Restate every entry verbatim; drop the pictures.

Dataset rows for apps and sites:
BEGIN

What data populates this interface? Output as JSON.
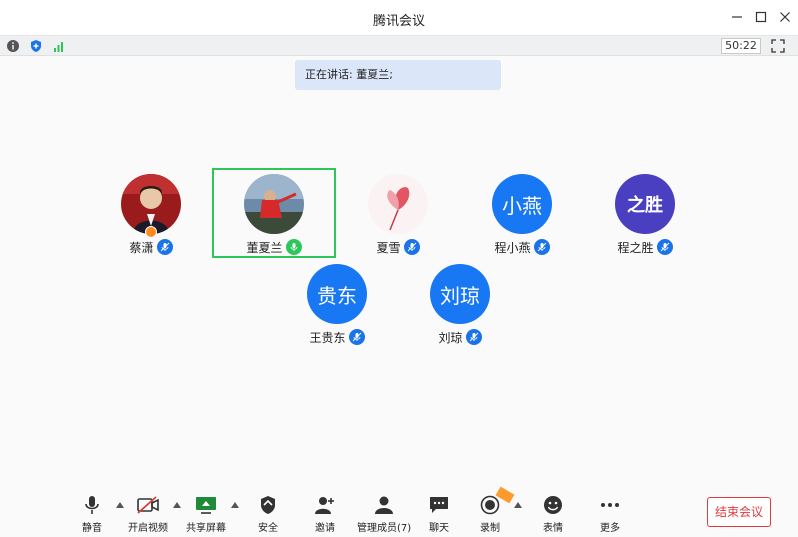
{
  "window": {
    "title": "腾讯会议"
  },
  "status": {
    "timer": "50:22"
  },
  "speaking": {
    "text": "正在讲话: 董夏兰;"
  },
  "participants": [
    {
      "name": "蔡潇",
      "avatar_text": "",
      "avatar_kind": "photo"
    },
    {
      "name": "董夏兰",
      "avatar_text": "",
      "avatar_kind": "photo"
    },
    {
      "name": "夏雪",
      "avatar_text": "",
      "avatar_kind": "photo"
    },
    {
      "name": "程小燕",
      "avatar_text": "小燕",
      "avatar_kind": "text"
    },
    {
      "name": "程之胜",
      "avatar_text": "之胜",
      "avatar_kind": "text"
    },
    {
      "name": "王贵东",
      "avatar_text": "贵东",
      "avatar_kind": "text"
    },
    {
      "name": "刘琼",
      "avatar_text": "刘琼",
      "avatar_kind": "text"
    }
  ],
  "toolbar": {
    "mute": "静音",
    "video": "开启视频",
    "share": "共享屏幕",
    "security": "安全",
    "invite": "邀请",
    "members": "管理成员(7)",
    "chat": "聊天",
    "record": "录制",
    "emoji": "表情",
    "more": "更多",
    "end": "结束会议"
  },
  "colors": {
    "accent": "#1a73e8",
    "active_border": "#2ec65a",
    "danger": "#e23b3b"
  }
}
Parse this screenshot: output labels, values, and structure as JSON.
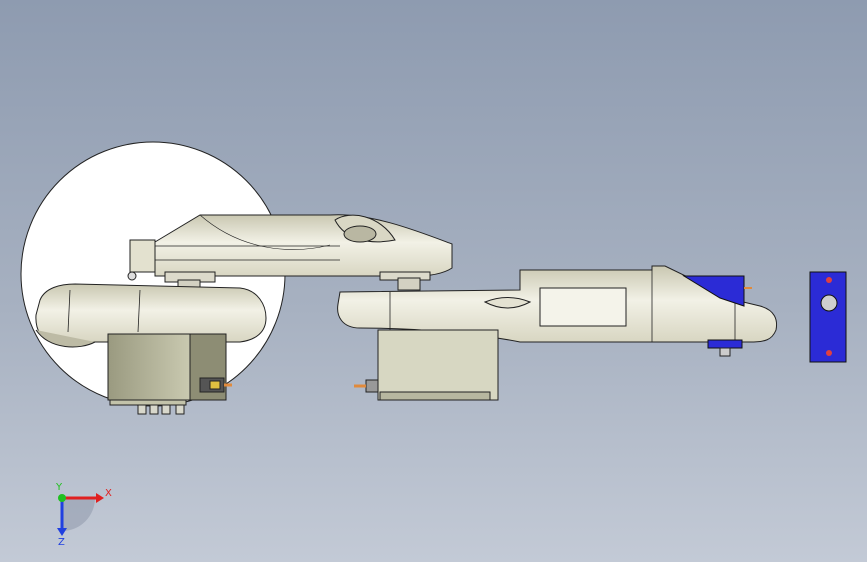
{
  "viewport": {
    "background_top": "#8e9bb0",
    "background_bottom": "#c3cad6"
  },
  "model": {
    "body_color": "#ecebdd",
    "shadow_color": "#bdbba5",
    "servo_color": "#a9a98f",
    "servo_dark": "#8d8d74",
    "accent_blue": "#2b2bd6",
    "pin_color": "#e08a3c",
    "outline_color": "#222222"
  },
  "triad": {
    "x_label": "X",
    "y_label": "Y",
    "z_label": "Z",
    "x_color": "#e02020",
    "y_color": "#20c020",
    "z_color": "#2040e0"
  }
}
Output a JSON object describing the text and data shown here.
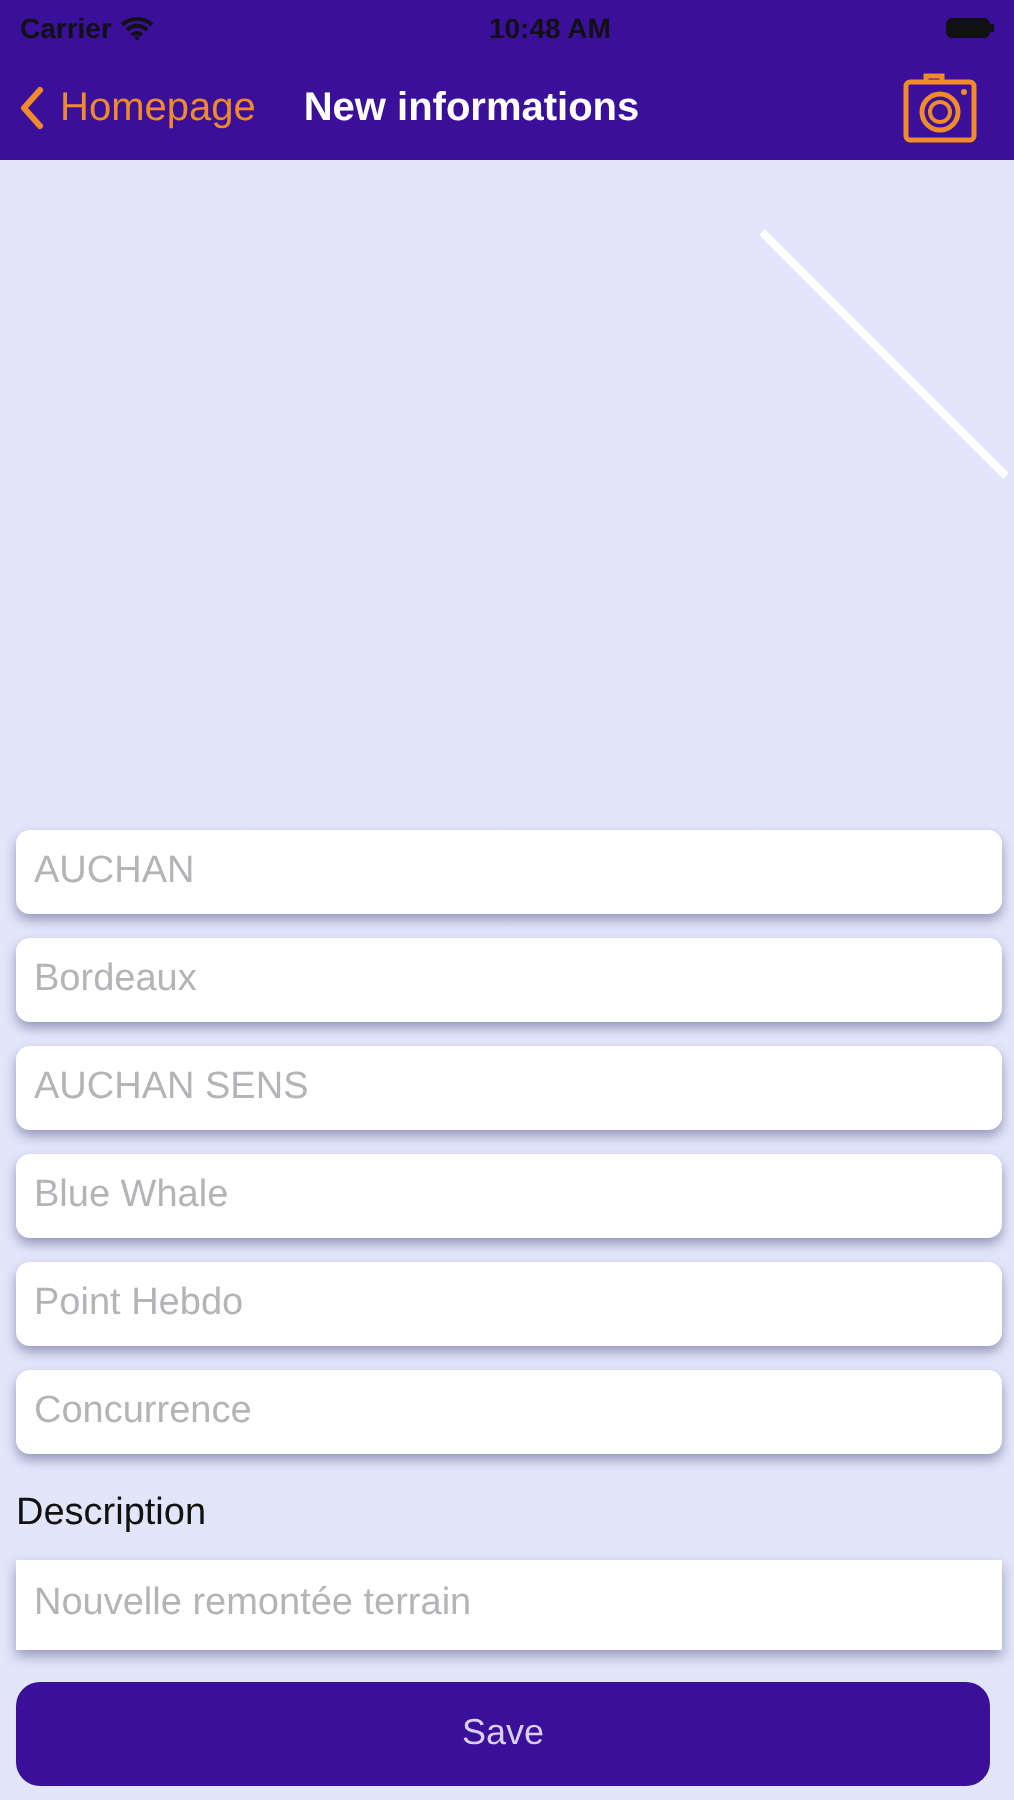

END

- [Answer section]:
What data populates this interface? Output as JSON.
{
  "window": {
    "title": "腾讯会议"
  },
  "status": {
    "timer": "50:22"
  },
  "speaking": {
    "text": "正在讲话: 董夏兰;"
  },
  "participants": [
    {
      "name": "蔡潇",
      "avatar_text": "",
      "avatar_kind": "photo"
    },
    {
      "name": "董夏兰",
      "avatar_text": "",
      "avatar_kind": "photo"
    },
    {
      "name": "夏雪",
      "avatar_text": "",
      "avatar_kind": "photo"
    },
    {
      "name": "程小燕",
      "avatar_text": "小燕",
      "avatar_kind": "text"
    },
    {
      "name": "程之胜",
      "avatar_text": "之胜",
      "avatar_kind": "text"
    },
    {
      "name": "王贵东",
      "avatar_text": "贵东",
      "avatar_kind": "text"
    },
    {
      "name": "刘琼",
      "avatar_text": "刘琼",
      "avatar_kind": "text"
    }
  ],
  "toolbar": {
    "mute": "静音",
    "video": "开启视频",
    "share": "共享屏幕",
    "security": "安全",
    "invite": "邀请",
    "members": "管理成员(7)",
    "chat": "聊天",
    "record": "录制",
    "emoji": "表情",
    "more": "更多",
    "end": "结束会议"
  },
  "colors": {
    "accent": "#1a73e8",
    "active_border": "#2ec65a",
    "danger": "#e23b3b"
  }
}
Parse this screenshot: output labels, values, and structure as JSON.
{
  "viewport": {
    "background_top": "#8e9bb0",
    "background_bottom": "#c3cad6"
  },
  "model": {
    "body_color": "#ecebdd",
    "shadow_color": "#bdbba5",
    "servo_color": "#a9a98f",
    "servo_dark": "#8d8d74",
    "accent_blue": "#2b2bd6",
    "pin_color": "#e08a3c",
    "outline_color": "#222222"
  },
  "triad": {
    "x_label": "X",
    "y_label": "Y",
    "z_label": "Z",
    "x_color": "#e02020",
    "y_color": "#20c020",
    "z_color": "#2040e0"
  }
}
Output a JSON object describing the text and data shown here.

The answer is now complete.